The announcement follows the company disclosing an incident from August in which “some source code and technical information were stolen from our development environment” — details that were subsequently used in the most recent attack.  In an update to its existing post, rather than a new one, LastPass, said that the data gained during the August breach was “used to target another employee, obtaining credentials and keys which were used to access and decrypt some storage volumes within the cloud-based storage service.”

The threat actor — as the data stolen in the first attack was used to support the second attack, this suggests it is the same individual or group behind both — was then able to access the decryption keys for LastPass’ cloud storage and dual storage containers.  This is what has caused the most concern among onlookers as it enabled the attackers to copy the backups which LastPass keeps of its customers’ unencrypted account information “including company names, end-user names, billing addresses, email address, telephone numbers, and the IP addresses from which customers were accessing the LastPass service.”

The threat actor also accessed “fully-encrypted sensitive fields such as website usernames and passwords, secure notes, and form-filled data.”  In bold text, its blog post said that these encrypted fields are “secured with 256-bit AES encryption and can only be decrypted with a unique encryption key derived from each user’s master password.”   LastPass’s encryption and hashing methods would make it “extremely difficult” for the threat actor to ‘brute force’ guess master passwords — referring to the practice of guessing a password by using a computer to generate every possible key (aaaaa, aaaab, aaaac, etc.) until one of them works.

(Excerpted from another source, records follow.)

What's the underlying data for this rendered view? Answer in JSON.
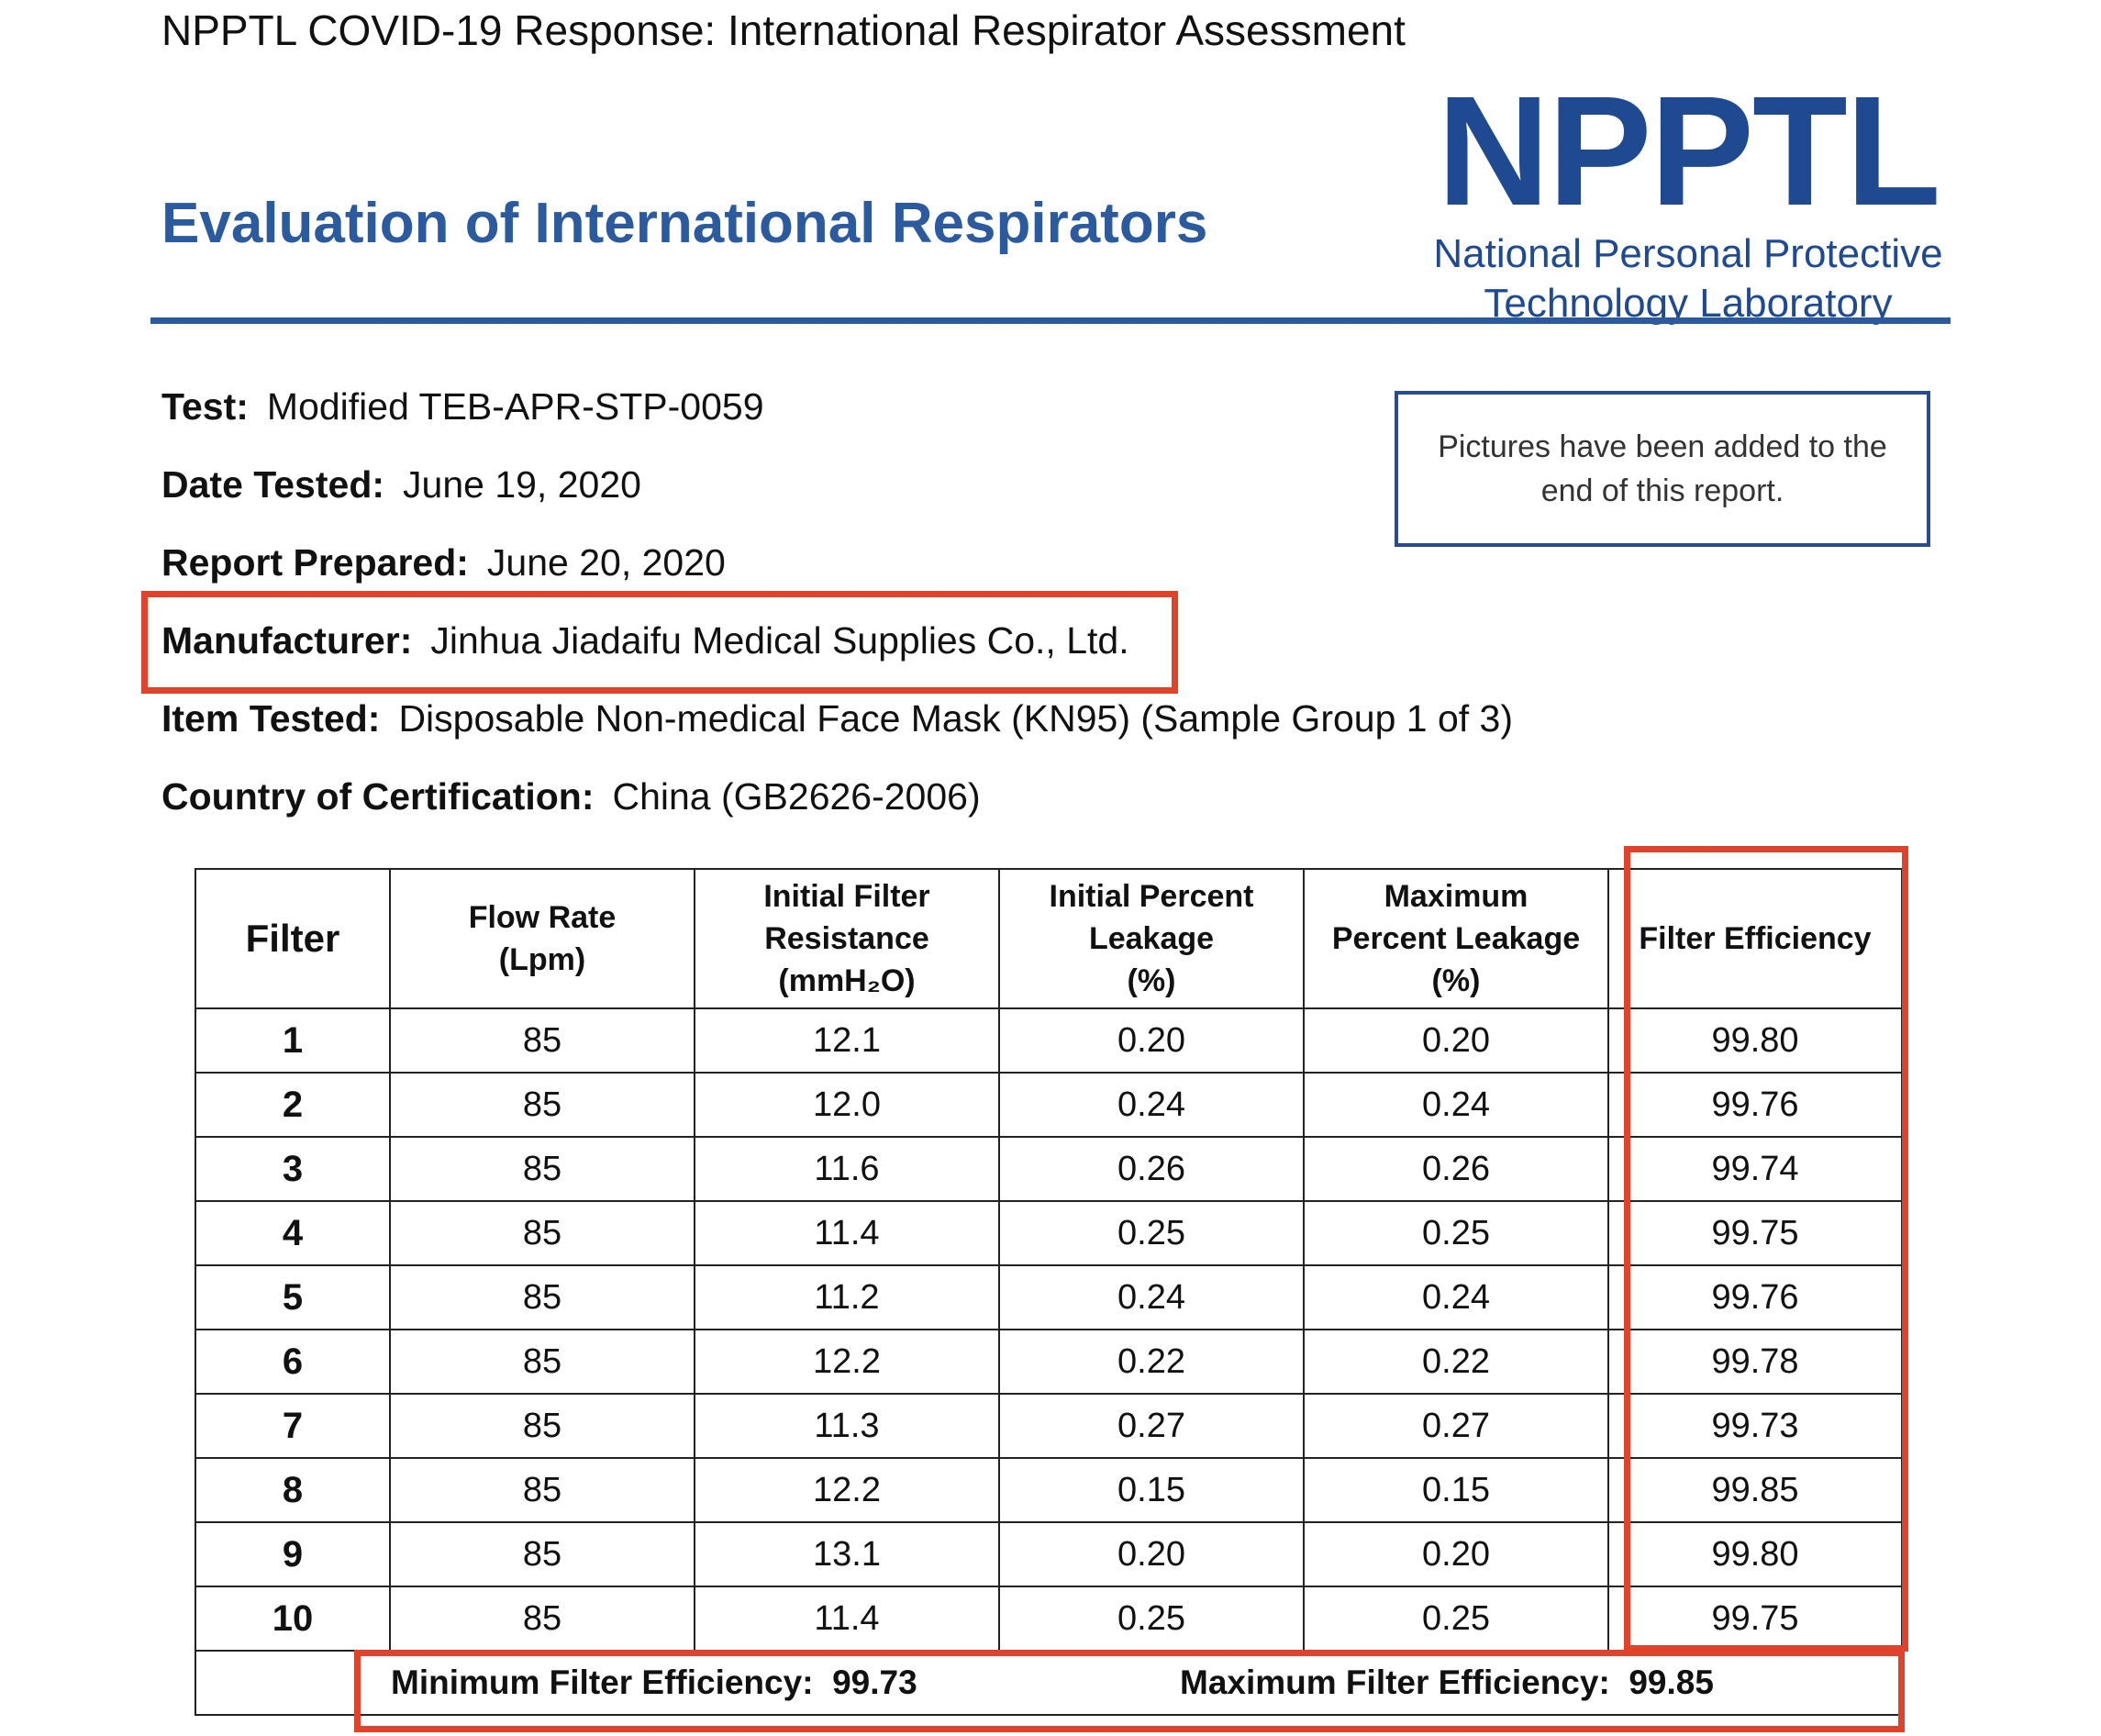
{
  "header": {
    "top_line": "NPPTL COVID-19 Response: International Respirator Assessment",
    "title": "Evaluation of International Respirators"
  },
  "logo": {
    "mark": "NPPTL",
    "line1": "National Personal Protective",
    "line2": "Technology Laboratory"
  },
  "meta": {
    "test_label": "Test:",
    "test_value": "Modified TEB-APR-STP-0059",
    "date_label": "Date Tested:",
    "date_value": "June 19, 2020",
    "report_label": "Report Prepared:",
    "report_value": "June 20, 2020",
    "manufacturer_label": "Manufacturer:",
    "manufacturer_value": "Jinhua Jiadaifu Medical Supplies Co., Ltd.",
    "item_label": "Item Tested:",
    "item_value": "Disposable Non-medical Face Mask (KN95) (Sample Group 1 of 3)",
    "country_label": "Country of Certification:",
    "country_value": "China (GB2626-2006)"
  },
  "note": "Pictures have been added to the end of this report.",
  "table": {
    "headers": {
      "filter": "Filter",
      "flow_1": "Flow Rate",
      "flow_2": "(Lpm)",
      "res_1": "Initial Filter",
      "res_2": "Resistance",
      "res_3": "(mmH₂O)",
      "ipl_1": "Initial Percent",
      "ipl_2": "Leakage",
      "ipl_3": "(%)",
      "mpl_1": "Maximum",
      "mpl_2": "Percent Leakage",
      "mpl_3": "(%)",
      "eff": "Filter Efficiency"
    },
    "rows": [
      {
        "filter": "1",
        "flow": "85",
        "resistance": "12.1",
        "initial": "0.20",
        "maximum": "0.20",
        "efficiency": "99.80"
      },
      {
        "filter": "2",
        "flow": "85",
        "resistance": "12.0",
        "initial": "0.24",
        "maximum": "0.24",
        "efficiency": "99.76"
      },
      {
        "filter": "3",
        "flow": "85",
        "resistance": "11.6",
        "initial": "0.26",
        "maximum": "0.26",
        "efficiency": "99.74"
      },
      {
        "filter": "4",
        "flow": "85",
        "resistance": "11.4",
        "initial": "0.25",
        "maximum": "0.25",
        "efficiency": "99.75"
      },
      {
        "filter": "5",
        "flow": "85",
        "resistance": "11.2",
        "initial": "0.24",
        "maximum": "0.24",
        "efficiency": "99.76"
      },
      {
        "filter": "6",
        "flow": "85",
        "resistance": "12.2",
        "initial": "0.22",
        "maximum": "0.22",
        "efficiency": "99.78"
      },
      {
        "filter": "7",
        "flow": "85",
        "resistance": "11.3",
        "initial": "0.27",
        "maximum": "0.27",
        "efficiency": "99.73"
      },
      {
        "filter": "8",
        "flow": "85",
        "resistance": "12.2",
        "initial": "0.15",
        "maximum": "0.15",
        "efficiency": "99.85"
      },
      {
        "filter": "9",
        "flow": "85",
        "resistance": "13.1",
        "initial": "0.20",
        "maximum": "0.20",
        "efficiency": "99.80"
      },
      {
        "filter": "10",
        "flow": "85",
        "resistance": "11.4",
        "initial": "0.25",
        "maximum": "0.25",
        "efficiency": "99.75"
      }
    ],
    "summary": {
      "min_label": "Minimum Filter Efficiency:",
      "min_value": "99.73",
      "max_label": "Maximum Filter Efficiency:",
      "max_value": "99.85"
    }
  },
  "colors": {
    "title_blue": "#2b5a9e",
    "logo_blue": "#1f4a92",
    "highlight_red": "#e0432b"
  }
}
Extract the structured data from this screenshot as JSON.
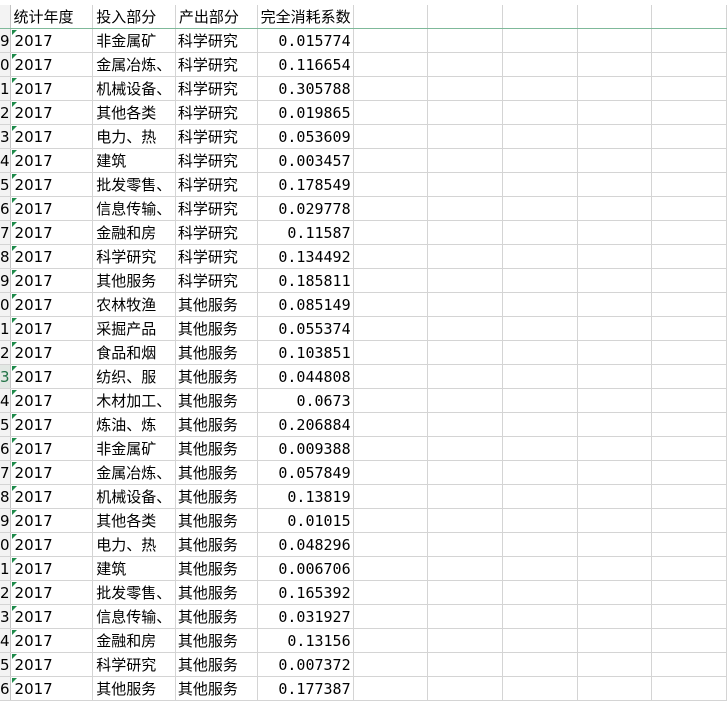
{
  "header": {
    "row_number": "",
    "col1": "统计年度",
    "col2": "投入部分",
    "col3": "产出部分",
    "col4": "完全消耗系数"
  },
  "rows": [
    {
      "rn": "9",
      "year": "2017",
      "input": "非金属矿",
      "output": "科学研究",
      "value": "0.015774"
    },
    {
      "rn": "0",
      "year": "2017",
      "input": "金属冶炼、",
      "output": "科学研究",
      "value": "0.116654"
    },
    {
      "rn": "1",
      "year": "2017",
      "input": "机械设备、",
      "output": "科学研究",
      "value": "0.305788"
    },
    {
      "rn": "2",
      "year": "2017",
      "input": "其他各类",
      "output": "科学研究",
      "value": "0.019865"
    },
    {
      "rn": "3",
      "year": "2017",
      "input": "电力、热",
      "output": "科学研究",
      "value": "0.053609"
    },
    {
      "rn": "4",
      "year": "2017",
      "input": "建筑",
      "output": "科学研究",
      "value": "0.003457"
    },
    {
      "rn": "5",
      "year": "2017",
      "input": "批发零售、",
      "output": "科学研究",
      "value": "0.178549"
    },
    {
      "rn": "6",
      "year": "2017",
      "input": "信息传输、",
      "output": "科学研究",
      "value": "0.029778"
    },
    {
      "rn": "7",
      "year": "2017",
      "input": "金融和房",
      "output": "科学研究",
      "value": "0.11587"
    },
    {
      "rn": "8",
      "year": "2017",
      "input": "科学研究",
      "output": "科学研究",
      "value": "0.134492"
    },
    {
      "rn": "9",
      "year": "2017",
      "input": "其他服务",
      "output": "科学研究",
      "value": "0.185811"
    },
    {
      "rn": "0",
      "year": "2017",
      "input": "农林牧渔",
      "output": "其他服务",
      "value": "0.085149"
    },
    {
      "rn": "1",
      "year": "2017",
      "input": "采掘产品",
      "output": "其他服务",
      "value": "0.055374"
    },
    {
      "rn": "2",
      "year": "2017",
      "input": "食品和烟",
      "output": "其他服务",
      "value": "0.103851"
    },
    {
      "rn": "3",
      "year": "2017",
      "input": "纺织、服",
      "output": "其他服务",
      "value": "0.044808"
    },
    {
      "rn": "4",
      "year": "2017",
      "input": "木材加工、",
      "output": "其他服务",
      "value": "0.0673"
    },
    {
      "rn": "5",
      "year": "2017",
      "input": "炼油、炼",
      "output": "其他服务",
      "value": "0.206884"
    },
    {
      "rn": "6",
      "year": "2017",
      "input": "非金属矿",
      "output": "其他服务",
      "value": "0.009388"
    },
    {
      "rn": "7",
      "year": "2017",
      "input": "金属冶炼、",
      "output": "其他服务",
      "value": "0.057849"
    },
    {
      "rn": "8",
      "year": "2017",
      "input": "机械设备、",
      "output": "其他服务",
      "value": "0.13819"
    },
    {
      "rn": "9",
      "year": "2017",
      "input": "其他各类",
      "output": "其他服务",
      "value": "0.01015"
    },
    {
      "rn": "0",
      "year": "2017",
      "input": "电力、热",
      "output": "其他服务",
      "value": "0.048296"
    },
    {
      "rn": "1",
      "year": "2017",
      "input": "建筑",
      "output": "其他服务",
      "value": "0.006706"
    },
    {
      "rn": "2",
      "year": "2017",
      "input": "批发零售、",
      "output": "其他服务",
      "value": "0.165392"
    },
    {
      "rn": "3",
      "year": "2017",
      "input": "信息传输、",
      "output": "其他服务",
      "value": "0.031927"
    },
    {
      "rn": "4",
      "year": "2017",
      "input": "金融和房",
      "output": "其他服务",
      "value": "0.13156"
    },
    {
      "rn": "5",
      "year": "2017",
      "input": "科学研究",
      "output": "其他服务",
      "value": "0.007372"
    },
    {
      "rn": "6",
      "year": "2017",
      "input": "其他服务",
      "output": "其他服务",
      "value": "0.177387"
    }
  ],
  "active_row_index": 14
}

AES-256 has a large number of possible keys; 2 to the power of 256.  As this explainer from the 3blue1brown YouTube channel shows, it would take hackers with today’s technology an impossibly long time to brute force a key of that size.   There are no publicly known attacks that would allow someone to brute force the key for material encrypted with a complete implementation of 256-bit AES (Advanced Encryption Standard) within a smaller period of time, although some attacks have been proposed against incomplete implementations.   “Password managers are a natural target for someone trying to gain unauthorized access to your accounts, because a successful attack provides access to all of a user’s stored passwords,” warns guidance from the United Kingdom’s National Cyber Security Centre (NCSC).

Despite this risk, NCSC still recommends using password managers as long as the service complies with technical standards which include preventing the service itself (and thus any attacker) from being able to access the decryption key.  LastPass wrote: “The master password is never known to LastPass and is not stored or maintained by LastPass.   The encryption and decryption of data is performed only on the local LastPass client.”  However, the company has been criticized for its handling of the incident and for failing to encrypt additional customer data.   The blog post added that any customers which use LastPass’ default settings, including using a unique master password consisting of a minimum of twelve characters, do not need to take any actions. However those with weaker passwords, including business customers who do not use LastPass’ federated login services, were told they “should consider minimizing risk by changing passwords of websites you have stored.  This remains an ongoing investigation.  We have notified law enforcement and relevant regulatory authorities of this incident out of an abundance of caution,” LastPass added.  “We are committed to keeping you informed of our findings, and to updating you on the actions we are taking and any actions that you may need to perform. In the meantime, our services are running normally, and we continue to operate in a state of heightened alert.”



Topics by Tags

Monthly Archives